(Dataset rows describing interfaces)
-----

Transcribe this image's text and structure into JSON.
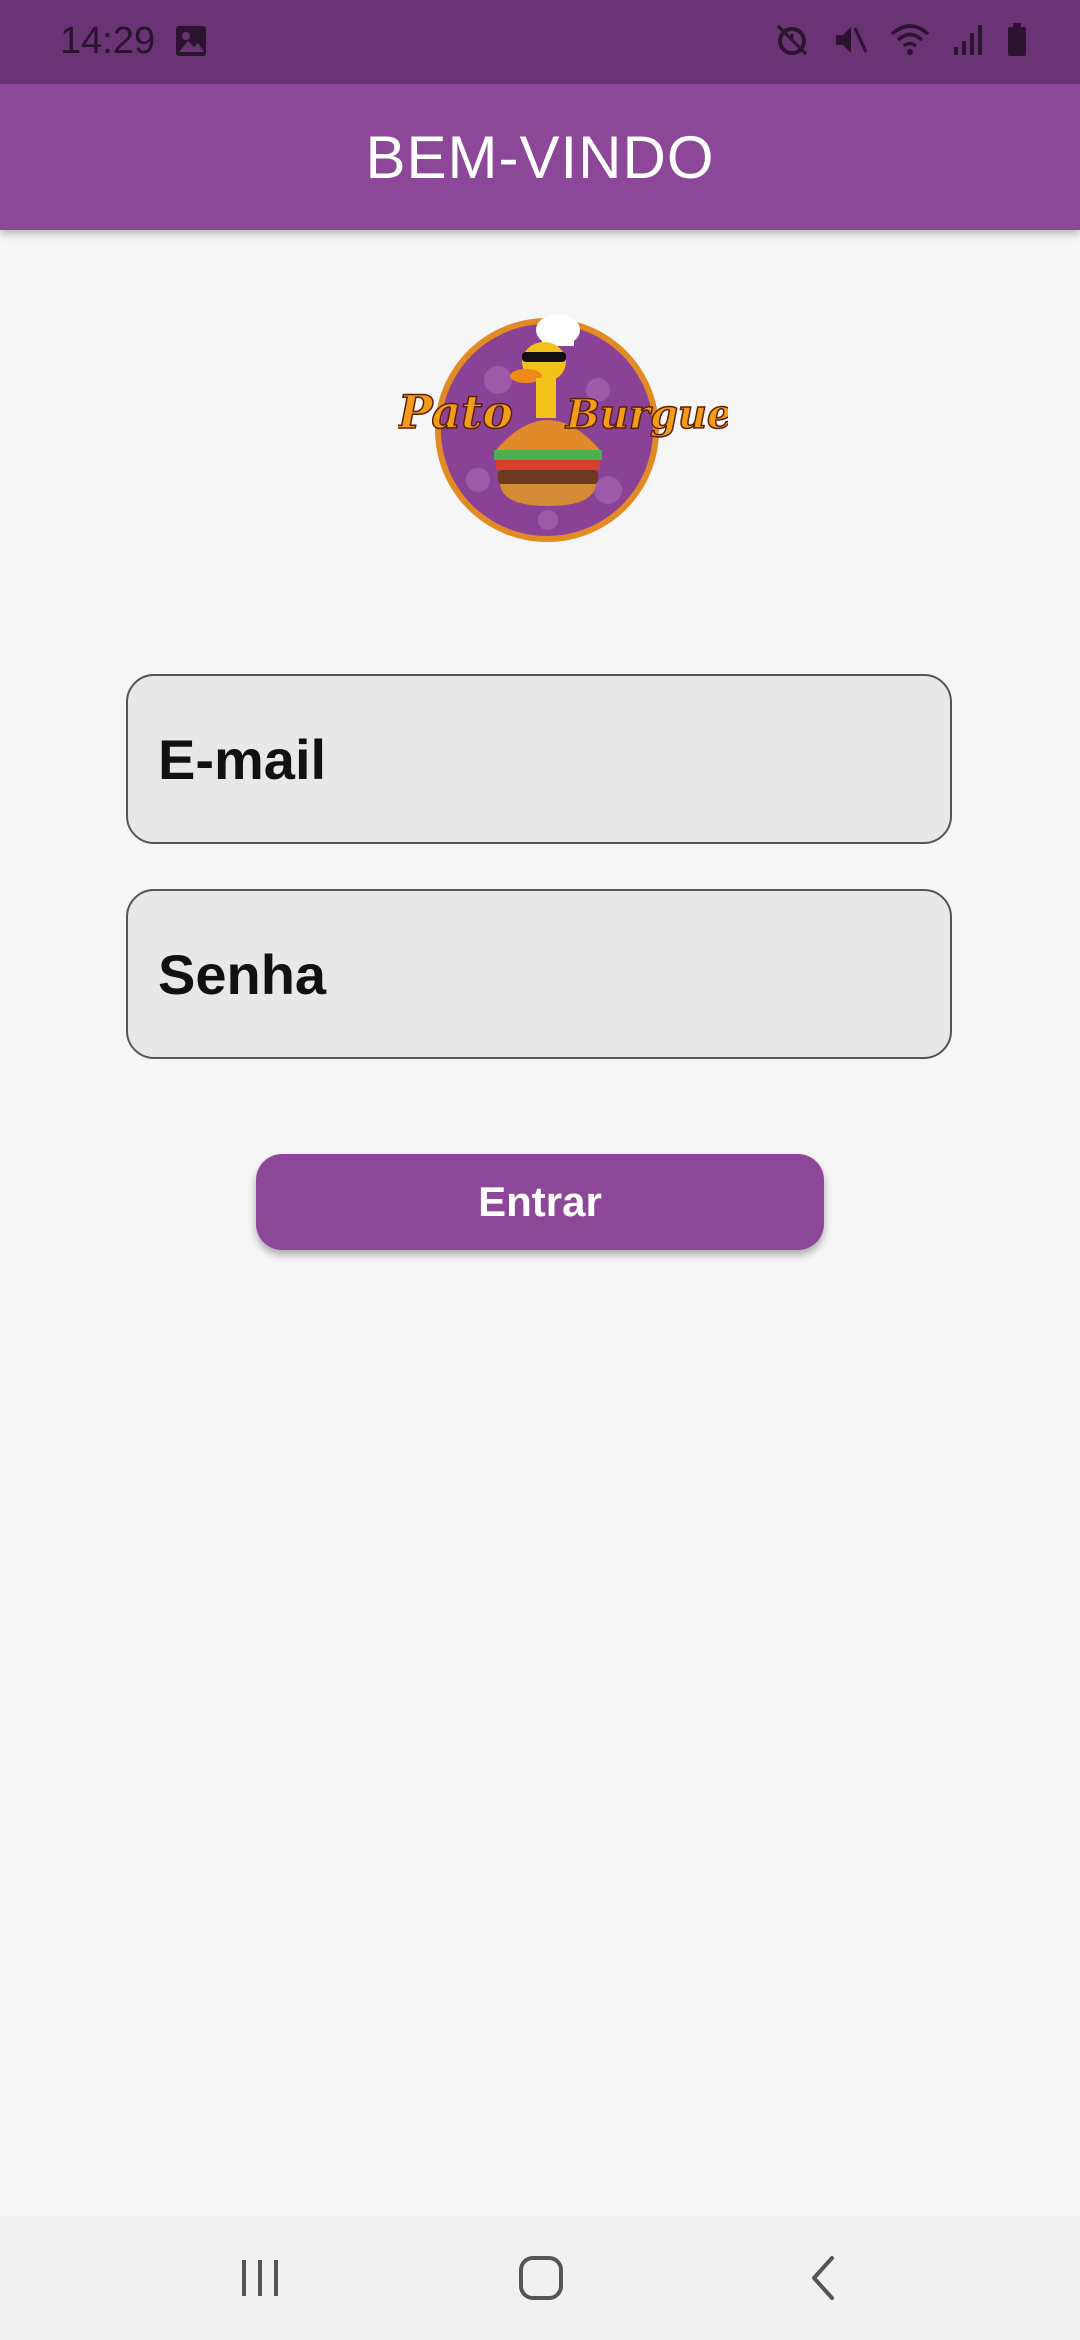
{
  "status_bar": {
    "time": "14:29",
    "icons": [
      "gallery-icon",
      "alarm-icon",
      "mute-icon",
      "wifi-icon",
      "signal-icon",
      "battery-icon"
    ]
  },
  "app_bar": {
    "title": "BEM-VINDO"
  },
  "logo": {
    "text_left": "Pato",
    "text_right": "Burguer"
  },
  "form": {
    "email_placeholder": "E-mail",
    "password_placeholder": "Senha",
    "submit_label": "Entrar"
  },
  "nav_bar": {
    "buttons": [
      "recent-apps-icon",
      "home-icon",
      "back-icon"
    ]
  },
  "colors": {
    "primary": "#8d4798",
    "status_bar": "#6a3373",
    "background": "#f6f6f6",
    "field_bg": "#e8e8e8"
  }
}
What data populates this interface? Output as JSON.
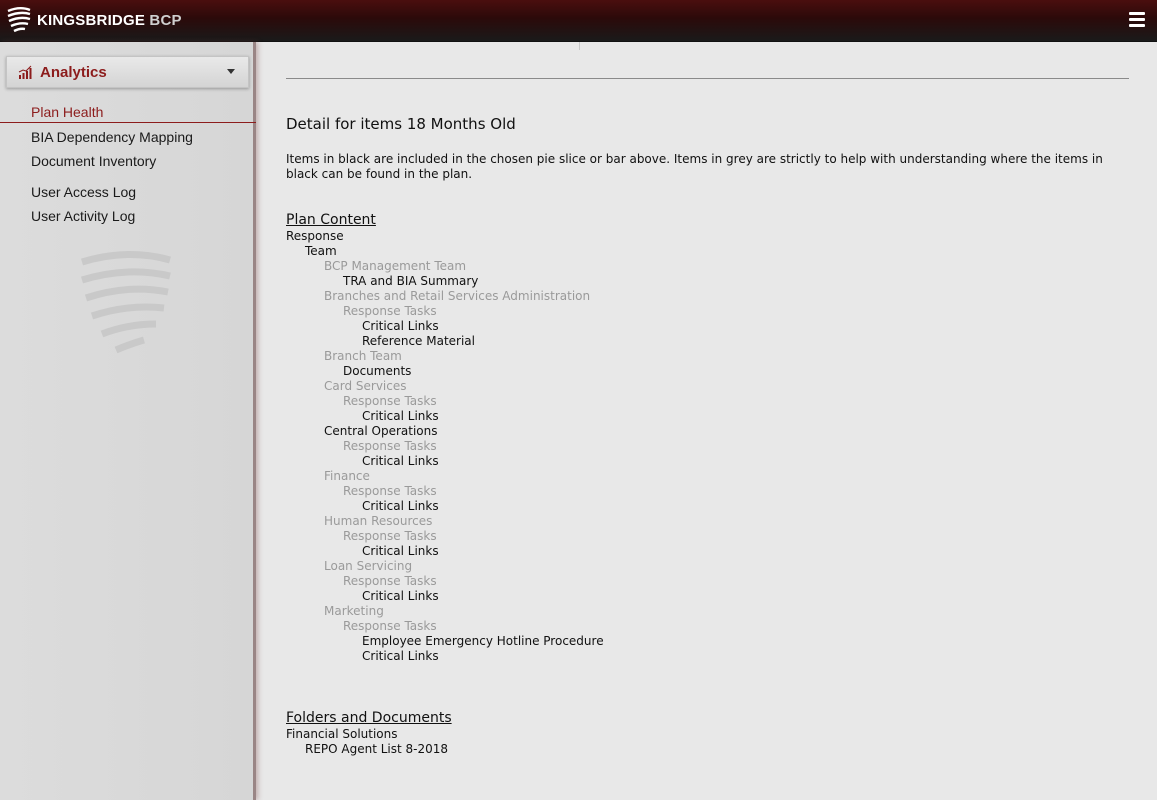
{
  "header": {
    "brand_main": "KINGSBRIDGE",
    "brand_sub": "BCP",
    "menu_icon": "hamburger-menu-icon"
  },
  "sidebar": {
    "section_label": "Analytics",
    "section_icon": "bar-chart-icon",
    "items": [
      {
        "label": "Plan Health"
      },
      {
        "label": "BIA Dependency Mapping"
      },
      {
        "label": "Document Inventory"
      },
      {
        "label": "User Access Log"
      },
      {
        "label": "User Activity Log"
      }
    ]
  },
  "main": {
    "detail_title": "Detail for items 18 Months Old",
    "note": "Items in black are included in the chosen pie slice or bar above. Items in grey are strictly to help with understanding where the items in black can be found in the plan.",
    "plan_content": {
      "title": "Plan Content",
      "rows": [
        {
          "text": "Response",
          "level": 0,
          "tone": "black"
        },
        {
          "text": "Team",
          "level": 1,
          "tone": "black"
        },
        {
          "text": "BCP Management Team",
          "level": 2,
          "tone": "grey"
        },
        {
          "text": "TRA and BIA Summary",
          "level": 3,
          "tone": "black"
        },
        {
          "text": "Branches and Retail Services Administration",
          "level": 2,
          "tone": "grey"
        },
        {
          "text": "Response Tasks",
          "level": 3,
          "tone": "grey"
        },
        {
          "text": "Critical Links",
          "level": 4,
          "tone": "black"
        },
        {
          "text": "Reference Material",
          "level": 4,
          "tone": "black"
        },
        {
          "text": "Branch Team",
          "level": 2,
          "tone": "grey"
        },
        {
          "text": "Documents",
          "level": 3,
          "tone": "black"
        },
        {
          "text": "Card Services",
          "level": 2,
          "tone": "grey"
        },
        {
          "text": "Response Tasks",
          "level": 3,
          "tone": "grey"
        },
        {
          "text": "Critical Links",
          "level": 4,
          "tone": "black"
        },
        {
          "text": "Central Operations",
          "level": 2,
          "tone": "black"
        },
        {
          "text": "Response Tasks",
          "level": 3,
          "tone": "grey"
        },
        {
          "text": "Critical Links",
          "level": 4,
          "tone": "black"
        },
        {
          "text": "Finance",
          "level": 2,
          "tone": "grey"
        },
        {
          "text": "Response Tasks",
          "level": 3,
          "tone": "grey"
        },
        {
          "text": "Critical Links",
          "level": 4,
          "tone": "black"
        },
        {
          "text": "Human Resources",
          "level": 2,
          "tone": "grey"
        },
        {
          "text": "Response Tasks",
          "level": 3,
          "tone": "grey"
        },
        {
          "text": "Critical Links",
          "level": 4,
          "tone": "black"
        },
        {
          "text": "Loan Servicing",
          "level": 2,
          "tone": "grey"
        },
        {
          "text": "Response Tasks",
          "level": 3,
          "tone": "grey"
        },
        {
          "text": "Critical Links",
          "level": 4,
          "tone": "black"
        },
        {
          "text": "Marketing",
          "level": 2,
          "tone": "grey"
        },
        {
          "text": "Response Tasks",
          "level": 3,
          "tone": "grey"
        },
        {
          "text": "Employee Emergency Hotline Procedure",
          "level": 4,
          "tone": "black"
        },
        {
          "text": "Critical Links",
          "level": 4,
          "tone": "black"
        }
      ]
    },
    "folders": {
      "title": "Folders and Documents",
      "rows": [
        {
          "text": "Financial Solutions",
          "level": 0,
          "tone": "black"
        },
        {
          "text": "REPO Agent List 8-2018",
          "level": 1,
          "tone": "black"
        }
      ]
    }
  },
  "colors": {
    "accent": "#8c1c1c",
    "grey_text": "#9a9a9a",
    "black_text": "#111111"
  }
}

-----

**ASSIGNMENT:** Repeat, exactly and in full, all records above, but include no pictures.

**EXERCISE RESULT:**
Transcribe this image's text and structure into JSON.
{
  "status_bar": {
    "time": "14:29",
    "icons": [
      "gallery-icon",
      "alarm-icon",
      "mute-icon",
      "wifi-icon",
      "signal-icon",
      "battery-icon"
    ]
  },
  "app_bar": {
    "title": "BEM-VINDO"
  },
  "logo": {
    "text_left": "Pato",
    "text_right": "Burguer"
  },
  "form": {
    "email_placeholder": "E-mail",
    "password_placeholder": "Senha",
    "submit_label": "Entrar"
  },
  "nav_bar": {
    "buttons": [
      "recent-apps-icon",
      "home-icon",
      "back-icon"
    ]
  },
  "colors": {
    "primary": "#8d4798",
    "status_bar": "#6a3373",
    "background": "#f6f6f6",
    "field_bg": "#e8e8e8"
  }
}
What data populates this interface? Output as JSON.
{
  "header": {
    "brand_main": "KINGSBRIDGE",
    "brand_sub": "BCP",
    "menu_icon": "hamburger-menu-icon"
  },
  "sidebar": {
    "section_label": "Analytics",
    "section_icon": "bar-chart-icon",
    "items": [
      {
        "label": "Plan Health"
      },
      {
        "label": "BIA Dependency Mapping"
      },
      {
        "label": "Document Inventory"
      },
      {
        "label": "User Access Log"
      },
      {
        "label": "User Activity Log"
      }
    ]
  },
  "main": {
    "detail_title": "Detail for items 18 Months Old",
    "note": "Items in black are included in the chosen pie slice or bar above. Items in grey are strictly to help with understanding where the items in black can be found in the plan.",
    "plan_content": {
      "title": "Plan Content",
      "rows": [
        {
          "text": "Response",
          "level": 0,
          "tone": "black"
        },
        {
          "text": "Team",
          "level": 1,
          "tone": "black"
        },
        {
          "text": "BCP Management Team",
          "level": 2,
          "tone": "grey"
        },
        {
          "text": "TRA and BIA Summary",
          "level": 3,
          "tone": "black"
        },
        {
          "text": "Branches and Retail Services Administration",
          "level": 2,
          "tone": "grey"
        },
        {
          "text": "Response Tasks",
          "level": 3,
          "tone": "grey"
        },
        {
          "text": "Critical Links",
          "level": 4,
          "tone": "black"
        },
        {
          "text": "Reference Material",
          "level": 4,
          "tone": "black"
        },
        {
          "text": "Branch Team",
          "level": 2,
          "tone": "grey"
        },
        {
          "text": "Documents",
          "level": 3,
          "tone": "black"
        },
        {
          "text": "Card Services",
          "level": 2,
          "tone": "grey"
        },
        {
          "text": "Response Tasks",
          "level": 3,
          "tone": "grey"
        },
        {
          "text": "Critical Links",
          "level": 4,
          "tone": "black"
        },
        {
          "text": "Central Operations",
          "level": 2,
          "tone": "black"
        },
        {
          "text": "Response Tasks",
          "level": 3,
          "tone": "grey"
        },
        {
          "text": "Critical Links",
          "level": 4,
          "tone": "black"
        },
        {
          "text": "Finance",
          "level": 2,
          "tone": "grey"
        },
        {
          "text": "Response Tasks",
          "level": 3,
          "tone": "grey"
        },
        {
          "text": "Critical Links",
          "level": 4,
          "tone": "black"
        },
        {
          "text": "Human Resources",
          "level": 2,
          "tone": "grey"
        },
        {
          "text": "Response Tasks",
          "level": 3,
          "tone": "grey"
        },
        {
          "text": "Critical Links",
          "level": 4,
          "tone": "black"
        },
        {
          "text": "Loan Servicing",
          "level": 2,
          "tone": "grey"
        },
        {
          "text": "Response Tasks",
          "level": 3,
          "tone": "grey"
        },
        {
          "text": "Critical Links",
          "level": 4,
          "tone": "black"
        },
        {
          "text": "Marketing",
          "level": 2,
          "tone": "grey"
        },
        {
          "text": "Response Tasks",
          "level": 3,
          "tone": "grey"
        },
        {
          "text": "Employee Emergency Hotline Procedure",
          "level": 4,
          "tone": "black"
        },
        {
          "text": "Critical Links",
          "level": 4,
          "tone": "black"
        }
      ]
    },
    "folders": {
      "title": "Folders and Documents",
      "rows": [
        {
          "text": "Financial Solutions",
          "level": 0,
          "tone": "black"
        },
        {
          "text": "REPO Agent List 8-2018",
          "level": 1,
          "tone": "black"
        }
      ]
    }
  },
  "colors": {
    "accent": "#8c1c1c",
    "grey_text": "#9a9a9a",
    "black_text": "#111111"
  }
}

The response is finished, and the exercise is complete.